A recent report
by Diane Sawyer seen on ABC's 20/20 February 13, 2009, exposed an alarming realization regarding the rate of tooth decay in the innocent children that call Kentucky's central Appalachia mountains their home. It is the opinion of many dentists in the area that Mountain Dew is the leading cause of rampent tooth decay
found in the mouths of children in the area. This type of decay in children will potentially lead to toothlessness as an adult. Referred to as "an epidemic" when it comes to toothlessness, this particular region of the United States has been found to have one in ten people without any natural teeth. "Mountain Dew Mouth" as it has been aptly named by dentists, is caused by the abundance of acid found in the popular soda. A 20 oz bottle of Mountain Dew contains 19 teaspoons of sugar and 93 milligrams of caffeine. Dentists do agree that any soda will cause acid erosion in the teeth, but Dr. Edwin Smith revealed to Diane Sawyer that Mountain Dew is "unique," adding "it has a lot of sugar and a lot of acid." Dr. Smith, founder of “Kids First Dental“
provides school-based, free dental care, in a mobile dental office that brings the dental office directly to 16 eastern Kentucky counties.
We know that sugar is the fuel that feeds the bacteria that forms plaque
on the teeth causing tooth decay, but why is soda identified as being responsible for this excessive tooth decay, especially in children? I was alarmed to learn from the report that soda is put into baby bottles and “sippy” cups in place of milk, or even water, and that soda namely Mountain Dew is sipped constantly throughout the day "bathing" the teeth in sugar, and is carried around in large bottles at school especially during lunch time. Dr. Moore-Martin, a dentist, believes that "people are addicted to Mountain Dew," a "terrible" reality for many people in the area.

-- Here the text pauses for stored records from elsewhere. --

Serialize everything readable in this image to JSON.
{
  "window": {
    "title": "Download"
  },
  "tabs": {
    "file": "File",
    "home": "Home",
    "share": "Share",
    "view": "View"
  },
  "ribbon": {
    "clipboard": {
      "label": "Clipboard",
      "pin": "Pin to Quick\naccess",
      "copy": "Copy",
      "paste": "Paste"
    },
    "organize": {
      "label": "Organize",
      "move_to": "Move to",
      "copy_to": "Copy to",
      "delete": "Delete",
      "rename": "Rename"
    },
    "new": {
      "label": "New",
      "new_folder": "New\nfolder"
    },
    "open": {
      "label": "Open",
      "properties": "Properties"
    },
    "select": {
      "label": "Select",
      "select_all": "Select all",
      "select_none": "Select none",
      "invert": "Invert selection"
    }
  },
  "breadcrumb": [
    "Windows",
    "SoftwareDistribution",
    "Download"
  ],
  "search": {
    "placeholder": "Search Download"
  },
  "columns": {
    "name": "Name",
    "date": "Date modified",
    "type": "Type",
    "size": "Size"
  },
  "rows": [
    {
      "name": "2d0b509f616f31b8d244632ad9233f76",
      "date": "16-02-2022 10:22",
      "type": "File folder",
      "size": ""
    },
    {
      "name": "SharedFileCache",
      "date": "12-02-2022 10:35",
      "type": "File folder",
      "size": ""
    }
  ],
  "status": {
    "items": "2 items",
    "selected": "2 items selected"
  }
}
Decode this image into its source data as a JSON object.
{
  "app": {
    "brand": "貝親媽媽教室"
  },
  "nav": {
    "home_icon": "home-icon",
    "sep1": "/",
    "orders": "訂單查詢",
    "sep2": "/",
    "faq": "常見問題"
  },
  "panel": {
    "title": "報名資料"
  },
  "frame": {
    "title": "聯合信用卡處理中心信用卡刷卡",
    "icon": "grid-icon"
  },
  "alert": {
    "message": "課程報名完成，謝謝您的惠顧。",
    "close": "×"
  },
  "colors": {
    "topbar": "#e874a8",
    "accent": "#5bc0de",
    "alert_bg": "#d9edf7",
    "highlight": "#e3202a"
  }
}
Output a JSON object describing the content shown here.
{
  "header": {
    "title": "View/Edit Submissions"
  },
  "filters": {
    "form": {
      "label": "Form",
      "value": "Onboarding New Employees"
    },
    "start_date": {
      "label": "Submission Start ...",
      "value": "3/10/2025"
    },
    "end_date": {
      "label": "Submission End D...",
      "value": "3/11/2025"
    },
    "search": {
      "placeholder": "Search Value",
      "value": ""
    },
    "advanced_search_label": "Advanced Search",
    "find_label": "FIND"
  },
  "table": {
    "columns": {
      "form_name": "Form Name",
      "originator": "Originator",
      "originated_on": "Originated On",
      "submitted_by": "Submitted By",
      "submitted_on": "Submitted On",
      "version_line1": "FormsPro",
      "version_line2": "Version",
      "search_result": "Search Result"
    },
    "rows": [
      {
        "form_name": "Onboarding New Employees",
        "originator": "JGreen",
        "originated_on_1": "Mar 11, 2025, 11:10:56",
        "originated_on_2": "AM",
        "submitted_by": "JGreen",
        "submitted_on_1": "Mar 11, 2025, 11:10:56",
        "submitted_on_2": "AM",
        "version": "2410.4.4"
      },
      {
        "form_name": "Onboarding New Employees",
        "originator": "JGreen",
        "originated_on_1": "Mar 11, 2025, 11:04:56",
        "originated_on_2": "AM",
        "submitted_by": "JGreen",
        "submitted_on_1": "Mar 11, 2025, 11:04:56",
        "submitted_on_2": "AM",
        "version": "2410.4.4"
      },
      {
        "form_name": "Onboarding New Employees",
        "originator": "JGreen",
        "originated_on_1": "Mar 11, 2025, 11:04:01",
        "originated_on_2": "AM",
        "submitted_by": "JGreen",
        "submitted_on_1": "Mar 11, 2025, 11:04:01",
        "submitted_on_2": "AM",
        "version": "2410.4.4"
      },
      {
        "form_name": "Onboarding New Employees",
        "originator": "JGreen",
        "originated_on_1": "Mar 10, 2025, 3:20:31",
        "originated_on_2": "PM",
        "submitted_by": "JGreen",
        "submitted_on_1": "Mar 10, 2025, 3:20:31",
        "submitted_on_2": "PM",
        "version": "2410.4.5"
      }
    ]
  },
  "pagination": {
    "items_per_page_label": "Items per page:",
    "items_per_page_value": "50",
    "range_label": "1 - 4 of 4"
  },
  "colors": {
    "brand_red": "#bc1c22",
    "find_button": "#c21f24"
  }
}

I am fully and compassionately aware that poverty is a realization for many people, more notably the families documented in the report. What I do not understand is how the use of soda in this manner is justified; by anyone, including parents of young children? Milk certainly does not cost a fortune, in fact where I live a case of 12 soda cans costs more than a gallon of milk. Don't get me wrong, milk used irresponsibly in a bottle or sippy cup will cause rampant tooth decay, but at least there is a nutritional value in milk that is essential to growing little bodies. I do, however, strongly believe it is the responsibility of the company that produces the soda, to educate people on their products and its intended use. Perhaps placing a label that clearly indicates the recommended daily limit and age restrictions of each product will prompt people to reconsider how soda is used as a beverage. That being said, it is ultimately the hope of dentists and dental professionals alike that by educating parents and caregivers on the importance of brushing and flossing, providing a well balanced diet, and remembering that healthy baby teeth are a vital necessity for children, will one day reduce the rate of this type of decay and cause a drop in the number of toothless people in the United States as a whole.
If you would like more information on ways you can help the “Children of the Mountains” ABC News has a list of charities that are in place, ready to accept your donation.